So reads a sign just out of frame at the top of the photo. I was attempting to capture both the sign and the face of Dashi the dog in a single image, but I failed to get either, thanks to an enthusiastic hunt for affection on the part of a certain canine friend of ours.
Sitting up there on the steps above Dashi is Scott Witter, the proprietor and curator of B.O.M.B. The tiny museum, contained inside this row house, is only officially open from 7 PM to 9 PM on Tuesdays, but before I knew it — I don't think I had said much more than "I like the name" — Scott was heading next door to fetch the keys (and his last two cold Budweisers) so he could show me around the place (and give me a cold Budweiser).

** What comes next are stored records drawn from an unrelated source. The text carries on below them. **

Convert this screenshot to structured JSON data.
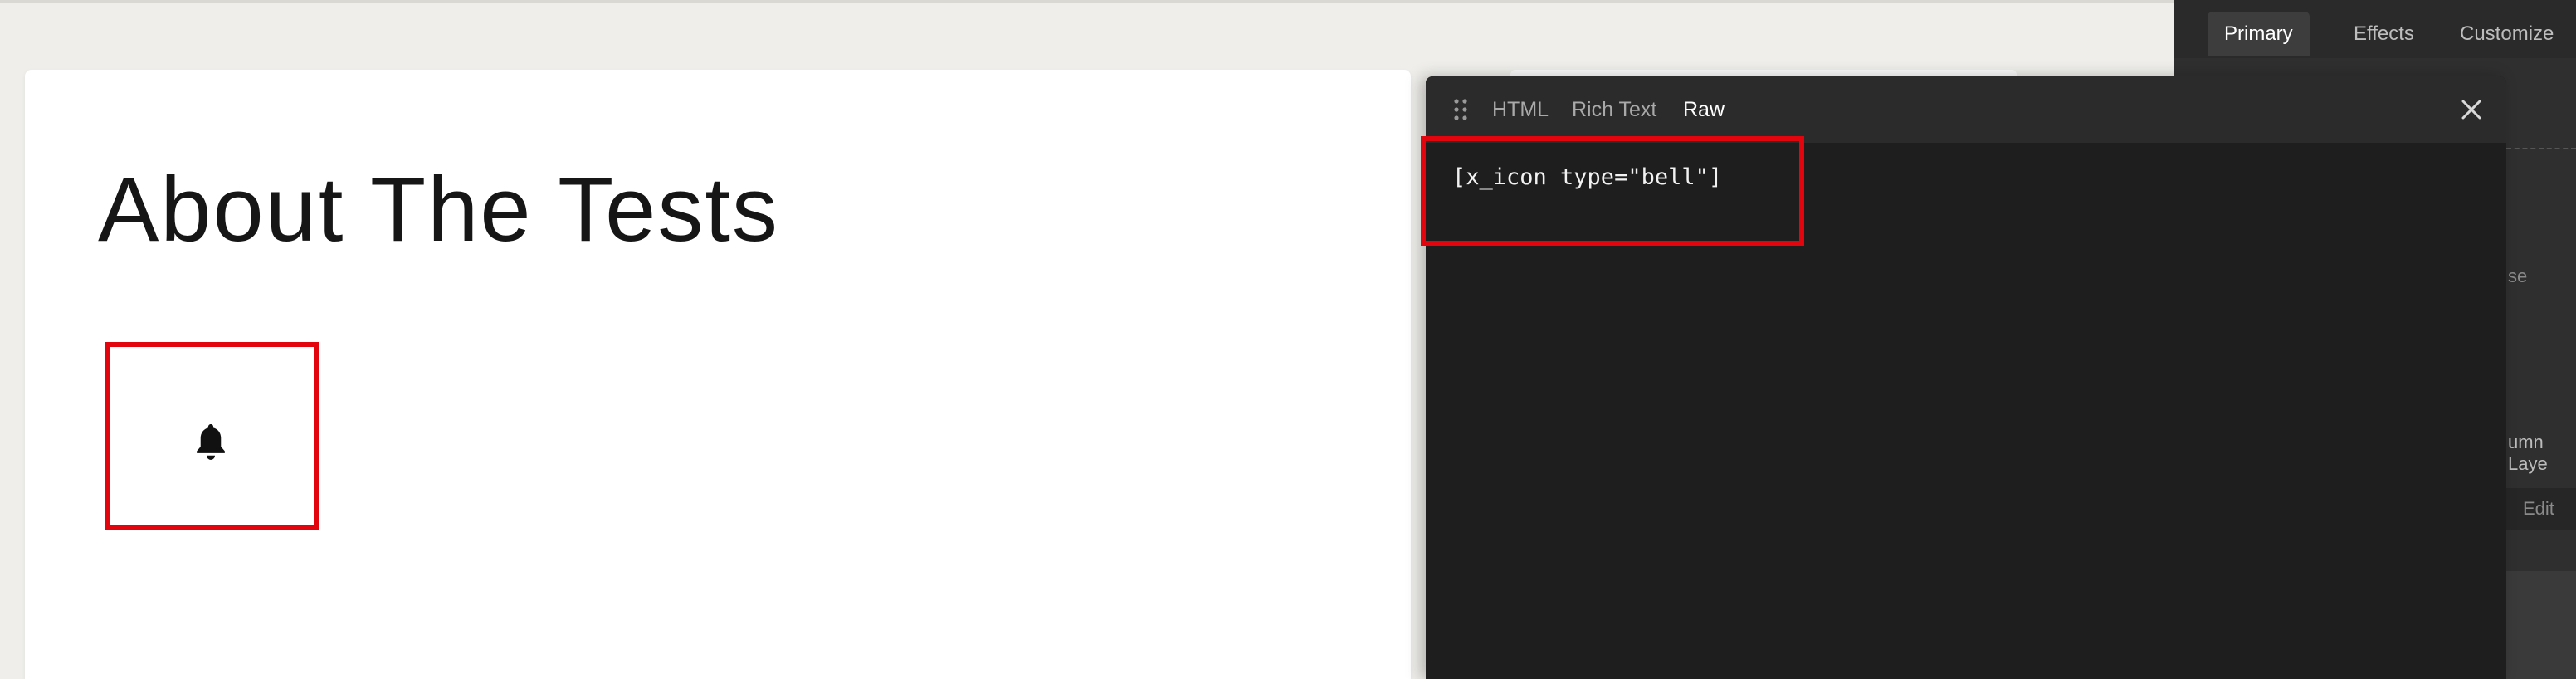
{
  "canvas": {
    "title": "About The Tests",
    "icon_name": "bell-icon"
  },
  "editor": {
    "tabs": [
      {
        "label": "HTML",
        "active": false
      },
      {
        "label": "Rich Text",
        "active": false
      },
      {
        "label": "Raw",
        "active": true
      }
    ],
    "code": "[x_icon type=\"bell\"]"
  },
  "right_panel": {
    "tabs": [
      {
        "label": "Primary",
        "active": true
      },
      {
        "label": "Effects",
        "active": false
      },
      {
        "label": "Customize",
        "active": false
      }
    ],
    "partial_texts": {
      "text_1": "se",
      "text_2": "umn Laye",
      "text_3": "Edit"
    }
  },
  "colors": {
    "highlight": "#e3050d",
    "editor_bg": "#1e1e1e",
    "page_bg": "#efeeea"
  }
}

A "discordant but impassioned love song", the museum consists in large part of artifacts that Scott has dug up, pulled out of dumpsters, spotted on the beach of Coney Island Creek, salvaged from demolition sites, or, in the case of a military practice bomb perched above the stairwell, found in the Utah desert. He once, on the spur of the moment, bought the front 20 feet of an architecturally distinguished meat market that was about to be torn down so he could dismantle it himself and save it from being trucked off to the landfill or the scrap yard. He also purchased 60 tons of the facade of the Long Island Rail Road's old Flatbush Avenue Terminal after losing a battle to keep the building from being razed. His dream is to find like-minded buyers interested in reassembling these structures, but he comes up with other uses for his relics in the meantime — an ornate concrete oculus window from the rail terminal's post office once served as his daughter's kiddie pool, for example.

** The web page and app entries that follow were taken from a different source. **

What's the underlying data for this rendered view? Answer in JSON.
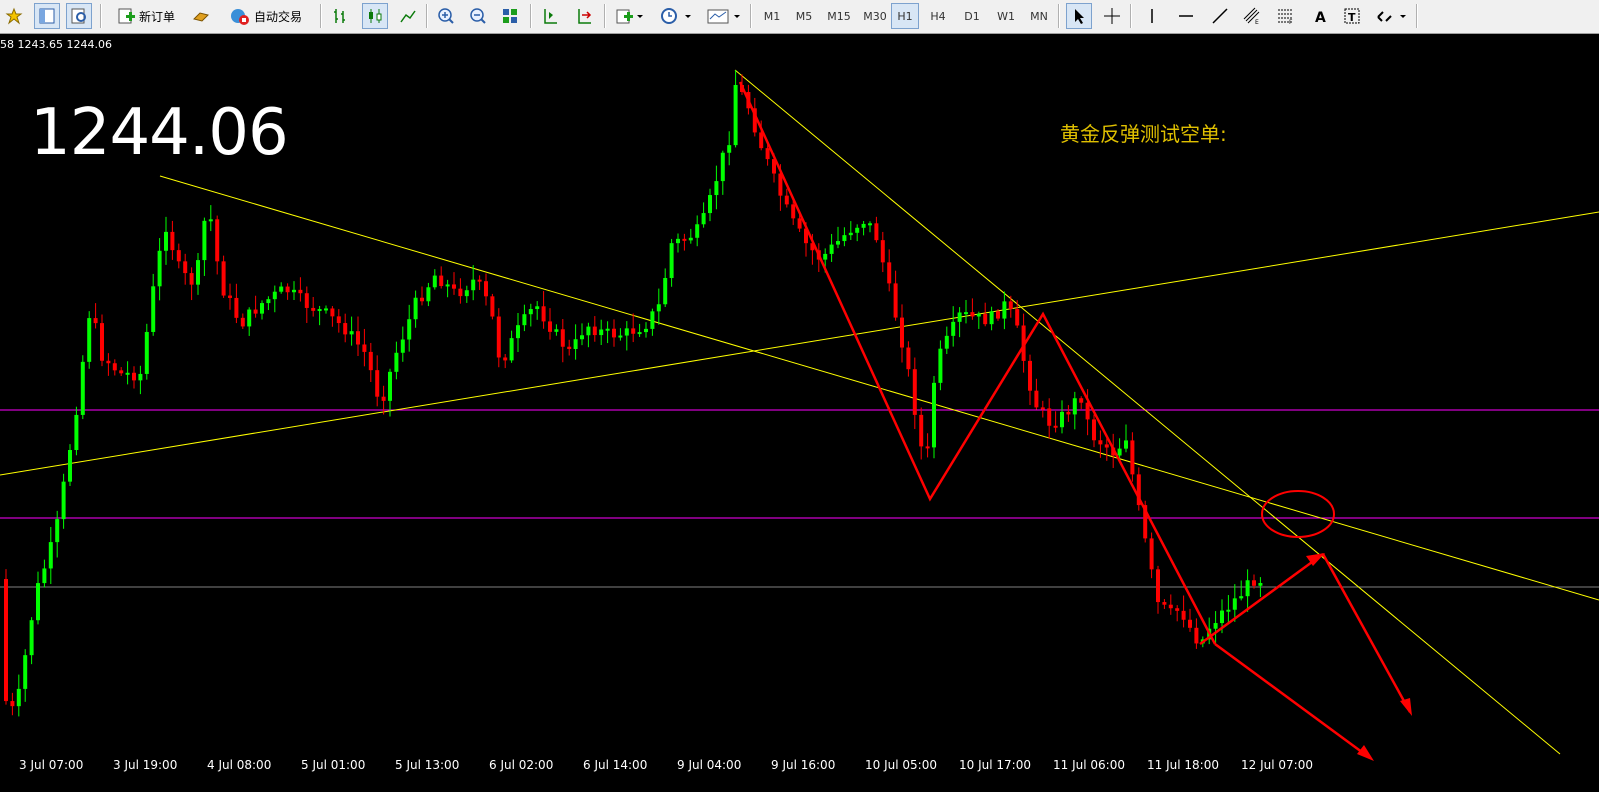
{
  "toolbar": {
    "new_order": "新订单",
    "auto_trading": "自动交易",
    "timeframes": [
      "M1",
      "M5",
      "M15",
      "M30",
      "H1",
      "H4",
      "D1",
      "W1",
      "MN"
    ],
    "active_timeframe": "H1"
  },
  "chart": {
    "quote_line": "58 1243.65 1244.06",
    "big_price": "1244.06",
    "annotation": "黄金反弹测试空单:",
    "x_labels": [
      "3 Jul 07:00",
      "3 Jul 19:00",
      "4 Jul 08:00",
      "5 Jul 01:00",
      "5 Jul 13:00",
      "6 Jul 02:00",
      "6 Jul 14:00",
      "9 Jul 04:00",
      "9 Jul 16:00",
      "10 Jul 05:00",
      "10 Jul 17:00",
      "11 Jul 06:00",
      "11 Jul 18:00",
      "12 Jul 07:00"
    ],
    "colors": {
      "bull": "#00ff00",
      "bear": "#ff0000",
      "trendline": "#ffff00",
      "level": "#ff00ff",
      "price_line": "#808080",
      "arrow": "#ff0000"
    }
  }
}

Scott's current mission, also reflected inside the museum (and, more visibly, on the sidewalk outside), is to keep the city from destroying 9 of the 11 buildings on Admiral's Row to make way for a giant supermarket and some other commercial and industrial spaces. He's authored a piece for an NY Times blog about the importance of preserving the 19th-century naval officers’ quarters, and he's also written his opinions on the side of a nearby building in blue painter's tape. The latter form of expression tends to be more inflammatory in its criticism of the development-minded Mayor Bloomberg, referring to him alternately as Mayor Moo Moo ("because he milks his constituency") and Pirate Mike ("because he is stealing our national, state, and local heritage").
After an hour or so, Scott sent me on my way with a handful of materials promoting the fight against the demolition of Admiral's Row and an invitation to stop by any Tuesday for "Museum Night". I'd recommend dropping by yourself if you're in the area. Scott's a one-of-a-kind guy with an endearing appreciation for the overlooked. And judging by the collection of empty beer cans in the bathroom and the well-used pool table that stands in the middle of the cluttered exhibition room, I'd say Museum Night must be a pretty good time.